Check out that Oregano! Grew from seeds three years ago. I'm just a little proud.
The Mint was from seed too (as was the Sage). I've learned with Mint, it can't get too dry. And even if you aren't drinking a lot of Mint Juleps, you have to keep it trim otherwise it gets super leggy and just plain ugly. BUT, it is so resilient! Blows my mind. I have hacked this thing to bits and it keeps coming back. I'm impressed by plants like that.
Now look straight ahead and past the ugly yet highly-functional metal shed, here is our eating area.
We painted the arbor/trellis/death trap black quite awhile ago and it is starting to show it's age with a bit of flaking and things. I am not bothered, it still looks good. It's a spider haven however, man alive! We hit it with a broom quite frequently and that helps hinder the Munster vibe. The Ikea Ammero set still looks brand new despite being left outside all last winter.
Side note: When I watch HGTV and they redo an outdoor space with tons of seating and pillows and trellises and flowing fabric every which-a-way, all I think about: spiders.
I am so psyched by my Asparagus Ferns and Black Mondo Grass that runs along the fence. What a triumph! This spot is shady all the time and these plants, as well as the larger Fern in the corner, love it here. The way the fingers creep over the edge is exactly the look I wanted. LOVE. You can't really see in this shot but the Black Mondo Grass has been multiplying and one day should fill all of the gaps.
I planted this Jasmine Vine with the hopes of growing it up and to the left. But it is proving really hard to train. Every time I tie back shoots to go the way I want them, it chokes to death. My new strategy is to cut, no more forcing. We'll see how it goes. And argh, it almost never flowers. It grows like mad during the rainy winter, then the summer threatens to dry it up. I water it all the time.
Beyond the dining area is the veggie garden. I built those raised beds myself I did and they have held up fabulously. We also added a swing for Thora and an extra 4x4 beam to support it (which has yet to be painted black).
We got a late start in the spring, but everything is doing really well and of course, I'm on it now. Right in front of the bed is a Begonia which has yet to flower and a poor little hosta that is being devoured by an invisible nighttime predator. Hmm. Most of the bed itself gets sun all day long.
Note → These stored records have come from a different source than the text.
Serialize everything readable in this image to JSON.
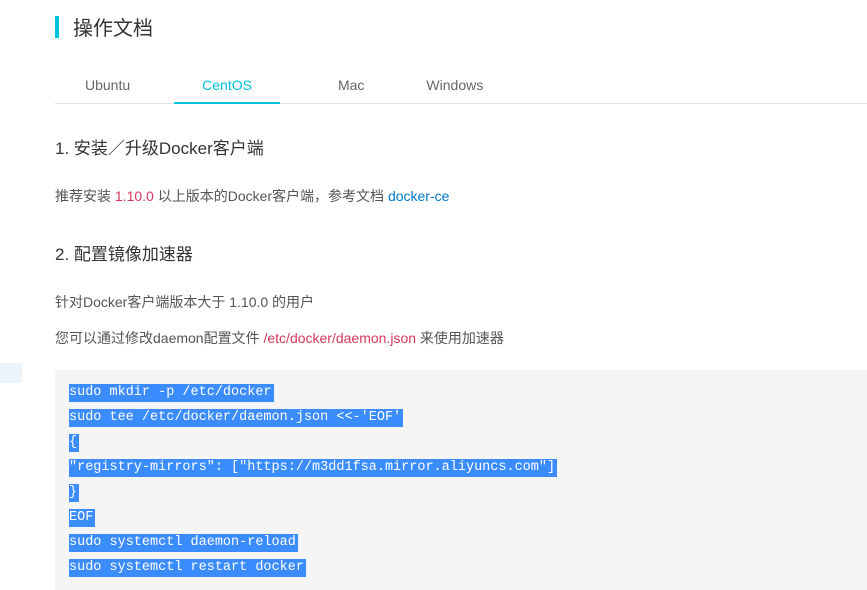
{
  "title": "操作文档",
  "tabs": {
    "ubuntu": "Ubuntu",
    "centos": "CentOS",
    "mac": "Mac",
    "windows": "Windows"
  },
  "section1": {
    "heading": "1. 安装／升级Docker客户端",
    "para_before_version": "推荐安装 ",
    "version": "1.10.0",
    "para_after_version": " 以上版本的Docker客户端，参考文档 ",
    "link": "docker-ce"
  },
  "section2": {
    "heading": "2. 配置镜像加速器",
    "para1": "针对Docker客户端版本大于 1.10.0 的用户",
    "para2_before": "您可以通过修改daemon配置文件 ",
    "para2_path": "/etc/docker/daemon.json",
    "para2_after": " 来使用加速器"
  },
  "code": {
    "line1": "sudo mkdir -p /etc/docker",
    "line2": "sudo tee /etc/docker/daemon.json <<-'EOF'",
    "line3": "{",
    "line4": "  \"registry-mirrors\": [\"https://m3dd1fsa.mirror.aliyuncs.com\"]",
    "line5": "}",
    "line6": "EOF",
    "line7": "sudo systemctl daemon-reload",
    "line8": "sudo systemctl restart docker"
  }
}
We have Romaine, Beets, Carrots, two Green Peppers, one Jalapeno, Pole Beans (SO CUTE!) and a cucumber.
To the right of all that are tomatoes in the Earth Box. Can they look more pathetic? I can't figure out what is wrong here. But they are producing and growing...
The right side of the yard is home to our two fruit trees, a lemon and an orange. Mike saved these trees when we first moved in. Both had huge suckers which rendered them freaks (i.e., football size lemons! huge spikes!) and he hacked them both down to less than 4' tall. It's quite amazing really. The lemon recovered relatively quickly while the orange took a bit longer. But today, they both produce tons of fruit. The kind you can eat!
This part of the yard gets the most sun, although under the trees is a different story. I've been through a few rounds of plants down here and am thrilled with what I currently have going on. It's a combo of native grasses, three in 'Olive Oil' and two a wonderful green with orange tips. It starts off with an Orange Nectar Agastache which I just recently planted for color and to attract humingbirds. The Dragon's Blood, which I am using as a ground cover and border softener lines the front edges. At the far end is a Lamb's Ear, a plant I've always wanted. It's growing really well but fighting a dusty white mildew. Growl.
Can I hit you with some artsy shots of the Dragon's Blood? Because seriously. Dragon's Blood.
But if I get up early enough, before my toddler and before my emails, I can sneak out in my pjs, with a cup of coffee and just maybe spot little creatures and moments like this, in the heart of the city: